long {ticks:long} 123456789, -123456789 Yes


Route constraints that verify the URL and are converted to a CLR type (such as int or DateTime) always use the invariant culture. These constraints assume that the URL is non-localizable.

Routing with URLs that contain dots

In Blazor Server apps, the default route in _Host.cshtml is / (@page "/"). A request URL that contains a dot (.) isn't matched by the default route because the URL appears to request a file. A Blazor app returns a 404 - Not Found response for a static file that doesn't exist. To use routes that contain a dot, configure _Host.cshtml with the following route template:

@page "/{**path}"

The "/{**path}" template includes:

  • Double-asterisk catch-all syntax (**) to capture the path across multiple folder boundaries without encoding forward slashes (/).
  • path route parameter name.


Catch-all parameter syntax (*/**) is not supported in Razor components (.razor).

For more information, see Routing in ASP.NET Core.

Use a NavLink component in place of HTML hyperlink elements (<a>) when creating navigation links. A NavLink component behaves like an <a> element, except it toggles an active CSS class based on whether its href matches the current URL. The active class helps a user understand which page is the active page among the navigation links displayed.

The following NavMenu component creates a Bootstrap navigation bar that demonstrates how to use NavLink components:

<div class="@NavMenuCssClass" @onclick="@ToggleNavMenu">
    <ul class="nav flex-column">
        <li class="nav-item px-3">
            <NavLink class="nav-link" href="" Match="NavLinkMatch.All">
                <span class="oi oi-home" aria-hidden="true"></span> Home
        <li class="nav-item px-3">
            <NavLink class="nav-link" href="MyComponent" Match="NavLinkMatch.Prefix">
                <span class="oi oi-plus" aria-hidden="true"></span> My Component
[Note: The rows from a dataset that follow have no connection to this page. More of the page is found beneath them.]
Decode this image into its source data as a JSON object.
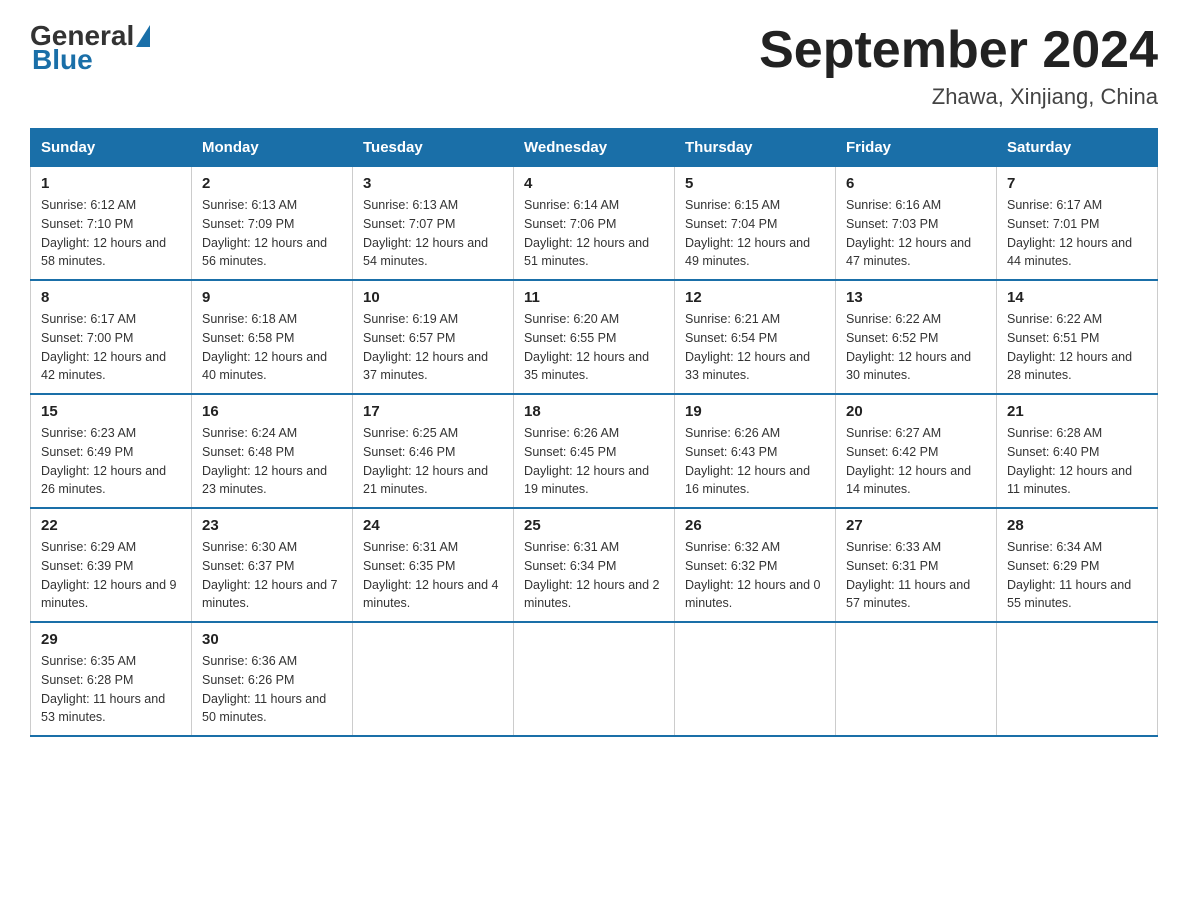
{
  "logo": {
    "general": "General",
    "blue": "Blue"
  },
  "title": "September 2024",
  "subtitle": "Zhawa, Xinjiang, China",
  "days_header": [
    "Sunday",
    "Monday",
    "Tuesday",
    "Wednesday",
    "Thursday",
    "Friday",
    "Saturday"
  ],
  "weeks": [
    [
      {
        "day": "1",
        "sunrise": "Sunrise: 6:12 AM",
        "sunset": "Sunset: 7:10 PM",
        "daylight": "Daylight: 12 hours and 58 minutes."
      },
      {
        "day": "2",
        "sunrise": "Sunrise: 6:13 AM",
        "sunset": "Sunset: 7:09 PM",
        "daylight": "Daylight: 12 hours and 56 minutes."
      },
      {
        "day": "3",
        "sunrise": "Sunrise: 6:13 AM",
        "sunset": "Sunset: 7:07 PM",
        "daylight": "Daylight: 12 hours and 54 minutes."
      },
      {
        "day": "4",
        "sunrise": "Sunrise: 6:14 AM",
        "sunset": "Sunset: 7:06 PM",
        "daylight": "Daylight: 12 hours and 51 minutes."
      },
      {
        "day": "5",
        "sunrise": "Sunrise: 6:15 AM",
        "sunset": "Sunset: 7:04 PM",
        "daylight": "Daylight: 12 hours and 49 minutes."
      },
      {
        "day": "6",
        "sunrise": "Sunrise: 6:16 AM",
        "sunset": "Sunset: 7:03 PM",
        "daylight": "Daylight: 12 hours and 47 minutes."
      },
      {
        "day": "7",
        "sunrise": "Sunrise: 6:17 AM",
        "sunset": "Sunset: 7:01 PM",
        "daylight": "Daylight: 12 hours and 44 minutes."
      }
    ],
    [
      {
        "day": "8",
        "sunrise": "Sunrise: 6:17 AM",
        "sunset": "Sunset: 7:00 PM",
        "daylight": "Daylight: 12 hours and 42 minutes."
      },
      {
        "day": "9",
        "sunrise": "Sunrise: 6:18 AM",
        "sunset": "Sunset: 6:58 PM",
        "daylight": "Daylight: 12 hours and 40 minutes."
      },
      {
        "day": "10",
        "sunrise": "Sunrise: 6:19 AM",
        "sunset": "Sunset: 6:57 PM",
        "daylight": "Daylight: 12 hours and 37 minutes."
      },
      {
        "day": "11",
        "sunrise": "Sunrise: 6:20 AM",
        "sunset": "Sunset: 6:55 PM",
        "daylight": "Daylight: 12 hours and 35 minutes."
      },
      {
        "day": "12",
        "sunrise": "Sunrise: 6:21 AM",
        "sunset": "Sunset: 6:54 PM",
        "daylight": "Daylight: 12 hours and 33 minutes."
      },
      {
        "day": "13",
        "sunrise": "Sunrise: 6:22 AM",
        "sunset": "Sunset: 6:52 PM",
        "daylight": "Daylight: 12 hours and 30 minutes."
      },
      {
        "day": "14",
        "sunrise": "Sunrise: 6:22 AM",
        "sunset": "Sunset: 6:51 PM",
        "daylight": "Daylight: 12 hours and 28 minutes."
      }
    ],
    [
      {
        "day": "15",
        "sunrise": "Sunrise: 6:23 AM",
        "sunset": "Sunset: 6:49 PM",
        "daylight": "Daylight: 12 hours and 26 minutes."
      },
      {
        "day": "16",
        "sunrise": "Sunrise: 6:24 AM",
        "sunset": "Sunset: 6:48 PM",
        "daylight": "Daylight: 12 hours and 23 minutes."
      },
      {
        "day": "17",
        "sunrise": "Sunrise: 6:25 AM",
        "sunset": "Sunset: 6:46 PM",
        "daylight": "Daylight: 12 hours and 21 minutes."
      },
      {
        "day": "18",
        "sunrise": "Sunrise: 6:26 AM",
        "sunset": "Sunset: 6:45 PM",
        "daylight": "Daylight: 12 hours and 19 minutes."
      },
      {
        "day": "19",
        "sunrise": "Sunrise: 6:26 AM",
        "sunset": "Sunset: 6:43 PM",
        "daylight": "Daylight: 12 hours and 16 minutes."
      },
      {
        "day": "20",
        "sunrise": "Sunrise: 6:27 AM",
        "sunset": "Sunset: 6:42 PM",
        "daylight": "Daylight: 12 hours and 14 minutes."
      },
      {
        "day": "21",
        "sunrise": "Sunrise: 6:28 AM",
        "sunset": "Sunset: 6:40 PM",
        "daylight": "Daylight: 12 hours and 11 minutes."
      }
    ],
    [
      {
        "day": "22",
        "sunrise": "Sunrise: 6:29 AM",
        "sunset": "Sunset: 6:39 PM",
        "daylight": "Daylight: 12 hours and 9 minutes."
      },
      {
        "day": "23",
        "sunrise": "Sunrise: 6:30 AM",
        "sunset": "Sunset: 6:37 PM",
        "daylight": "Daylight: 12 hours and 7 minutes."
      },
      {
        "day": "24",
        "sunrise": "Sunrise: 6:31 AM",
        "sunset": "Sunset: 6:35 PM",
        "daylight": "Daylight: 12 hours and 4 minutes."
      },
      {
        "day": "25",
        "sunrise": "Sunrise: 6:31 AM",
        "sunset": "Sunset: 6:34 PM",
        "daylight": "Daylight: 12 hours and 2 minutes."
      },
      {
        "day": "26",
        "sunrise": "Sunrise: 6:32 AM",
        "sunset": "Sunset: 6:32 PM",
        "daylight": "Daylight: 12 hours and 0 minutes."
      },
      {
        "day": "27",
        "sunrise": "Sunrise: 6:33 AM",
        "sunset": "Sunset: 6:31 PM",
        "daylight": "Daylight: 11 hours and 57 minutes."
      },
      {
        "day": "28",
        "sunrise": "Sunrise: 6:34 AM",
        "sunset": "Sunset: 6:29 PM",
        "daylight": "Daylight: 11 hours and 55 minutes."
      }
    ],
    [
      {
        "day": "29",
        "sunrise": "Sunrise: 6:35 AM",
        "sunset": "Sunset: 6:28 PM",
        "daylight": "Daylight: 11 hours and 53 minutes."
      },
      {
        "day": "30",
        "sunrise": "Sunrise: 6:36 AM",
        "sunset": "Sunset: 6:26 PM",
        "daylight": "Daylight: 11 hours and 50 minutes."
      },
      null,
      null,
      null,
      null,
      null
    ]
  ]
}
There are two NavLinkMatch options that you can assign to the Match attribute of the <NavLink> element:

  • NavLinkMatch.All – The NavLink is active when it matches the entire current URL.
  • NavLinkMatch.Prefix (default) – The NavLink is active when it matches any prefix of the current URL.
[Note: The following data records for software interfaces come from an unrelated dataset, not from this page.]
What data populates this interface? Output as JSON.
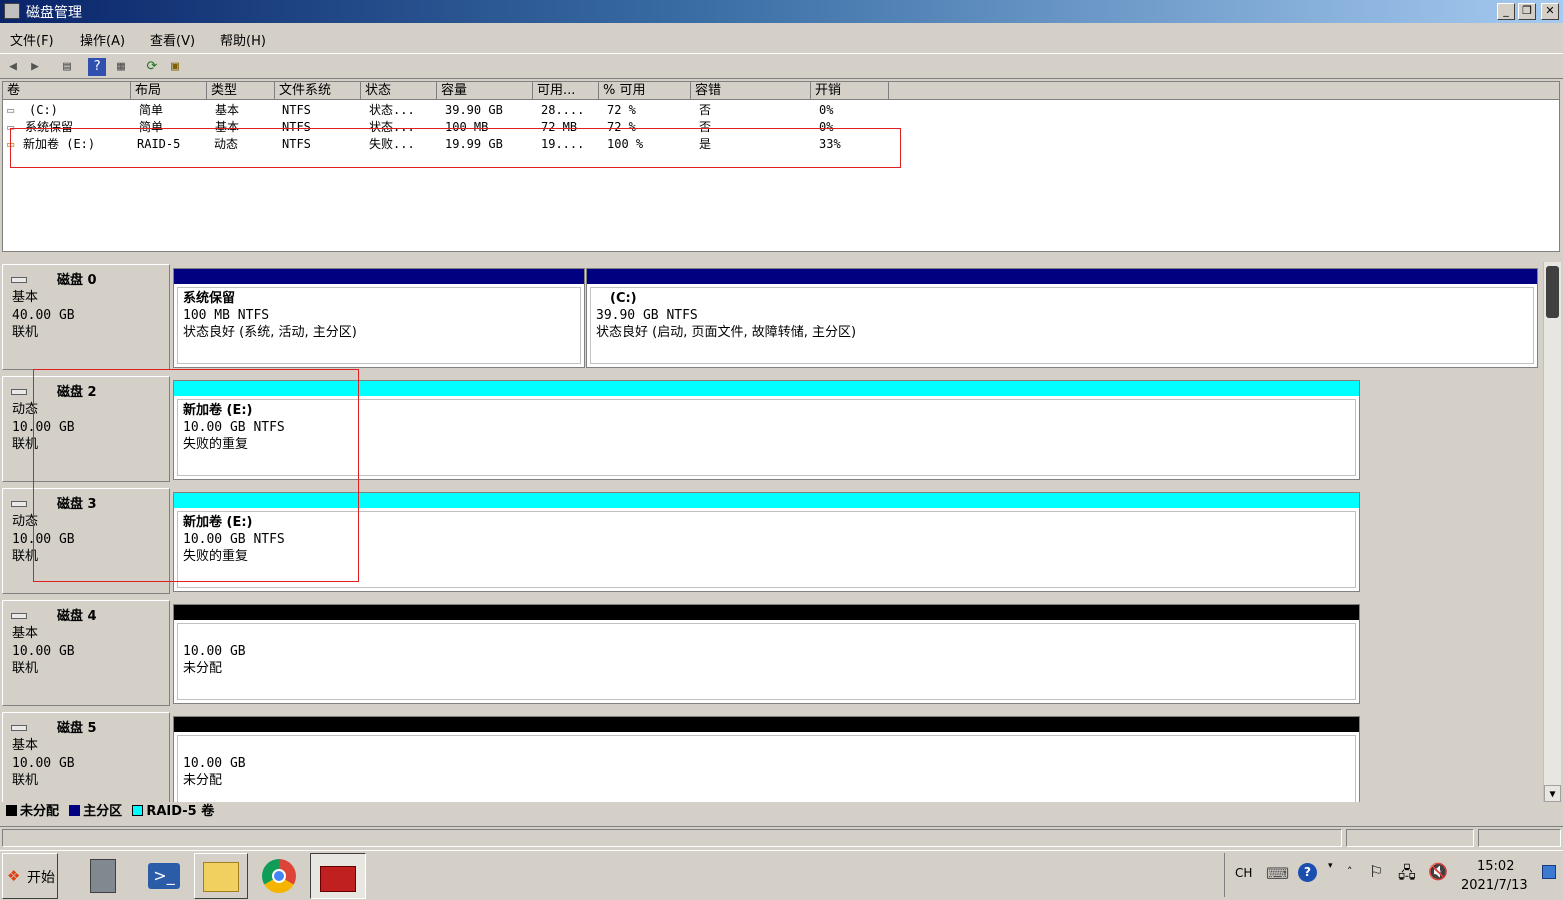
{
  "window": {
    "title": "磁盘管理"
  },
  "menu": [
    "文件(F)",
    "操作(A)",
    "查看(V)",
    "帮助(H)"
  ],
  "columns": [
    "卷",
    "布局",
    "类型",
    "文件系统",
    "状态",
    "容量",
    "可用...",
    "% 可用",
    "容错",
    "开销"
  ],
  "volumes": [
    {
      "name": "(C:)",
      "layout": "简单",
      "type": "基本",
      "fs": "NTFS",
      "status": "状态...",
      "capacity": "39.90 GB",
      "free": "28....",
      "pct": "72 %",
      "fault": "否",
      "overhead": "0%"
    },
    {
      "name": "系统保留",
      "layout": "简单",
      "type": "基本",
      "fs": "NTFS",
      "status": "状态...",
      "capacity": "100 MB",
      "free": "72 MB",
      "pct": "72 %",
      "fault": "否",
      "overhead": "0%"
    },
    {
      "name": "新加卷 (E:)",
      "layout": "RAID-5",
      "type": "动态",
      "fs": "NTFS",
      "status": "失败...",
      "capacity": "19.99 GB",
      "free": "19....",
      "pct": "100 %",
      "fault": "是",
      "overhead": "33%"
    }
  ],
  "disks": [
    {
      "title": "磁盘 0",
      "kind": "基本",
      "size": "40.00 GB",
      "state": "联机",
      "parts": [
        {
          "name": "系统保留",
          "line2": "100 MB NTFS",
          "line3": "状态良好 (系统, 活动, 主分区)",
          "color": "#000080"
        },
        {
          "name": "(C:)",
          "line2": "39.90 GB NTFS",
          "line3": "状态良好 (启动, 页面文件, 故障转储, 主分区)",
          "color": "#000080"
        }
      ]
    },
    {
      "title": "磁盘 2",
      "kind": "动态",
      "size": "10.00 GB",
      "state": "联机",
      "parts": [
        {
          "name": "新加卷  (E:)",
          "line2": "10.00 GB NTFS",
          "line3": "失败的重复",
          "color": "#00ffff"
        }
      ]
    },
    {
      "title": "磁盘 3",
      "kind": "动态",
      "size": "10.00 GB",
      "state": "联机",
      "parts": [
        {
          "name": "新加卷  (E:)",
          "line2": "10.00 GB NTFS",
          "line3": "失败的重复",
          "color": "#00ffff"
        }
      ]
    },
    {
      "title": "磁盘 4",
      "kind": "基本",
      "size": "10.00 GB",
      "state": "联机",
      "parts": [
        {
          "name": "",
          "line2": "10.00 GB",
          "line3": "未分配",
          "color": "#000000"
        }
      ]
    },
    {
      "title": "磁盘 5",
      "kind": "基本",
      "size": "10.00 GB",
      "state": "联机",
      "parts": [
        {
          "name": "",
          "line2": "10.00 GB",
          "line3": "未分配",
          "color": "#000000"
        }
      ]
    }
  ],
  "legend": [
    {
      "label": "未分配",
      "color": "#000000"
    },
    {
      "label": "主分区",
      "color": "#000080"
    },
    {
      "label": "RAID-5 卷",
      "color": "#00ffff"
    }
  ],
  "taskbar": {
    "start_label": "开始",
    "lang": "CH",
    "time": "15:02",
    "date": "2021/7/13"
  }
}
In the preceding example, the Home NavLink href="" matches the home URL and only receives the active CSS class at the app's default base path URL (for example, https://localhost:5001/). The second NavLink receives the active class when the user visits any URL with a MyComponent prefix (for example, https://localhost:5001/MyComponent and https://localhost:5001/MyComponent/AnotherSegment).

Additional NavLink component attributes are passed through to the rendered anchor tag. In the following example, the NavLink component includes the target attribute:
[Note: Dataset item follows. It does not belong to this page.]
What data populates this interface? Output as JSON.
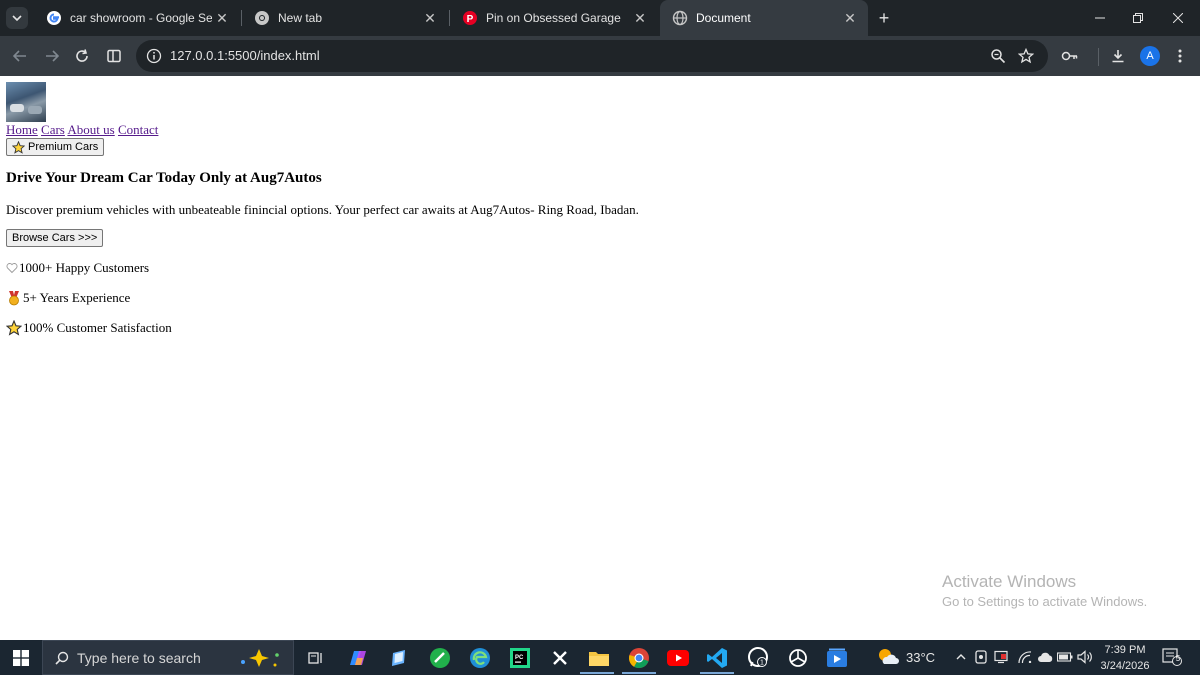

<NavLink href="my-page" target="_blank">My page</NavLink>

The following HTML markup is rendered:

<a href="my-page" target="_blank" rel="noopener noreferrer">My page</a>

URI and navigation state helpers

Use Microsoft.AspNetCore.Components.NavigationManager to work with URIs and navigation in C# code. NavigationManager provides the event and methods shown in the following table.

Member Description
Uri Gets the current absolute URI.
BaseUri Gets the base URI (with a trailing slash) that can be prepended to relative URI paths to produce an absolute URI. Typically, BaseUri corresponds to the href attribute on the document's <base> element in wwwroot/index.html (Blazor WebAssembly) or Pages/_Host.cshtml (Blazor Server).
NavigateTo Navigates to the specified URI. If forceLoad is true:
  • Client-side routing is bypassed.
  • The browser is forced to load the new page from the server, whether or not the URI is normally handled by the client-side router.
LocationChanged An event that fires when the navigation location has changed.
ToAbsoluteUri Converts a relative URI into an absolute URI.
ToBaseRelativePath Given a base URI (for example, a URI previously returned by GetBaseUri), converts an absolute URI into a URI relative to the base URI prefix.

The following component navigates to the app's Counter component when the button is selected:

@page "/navigate"
@inject NavigationManager NavigationManager

<h1>Navigate in Code Example</h1>

<button class="btn btn-primary" @onclick="NavigateToCounterComponent">
    Navigate to the Counter component

@code {
    private void NavigateToCounterComponent()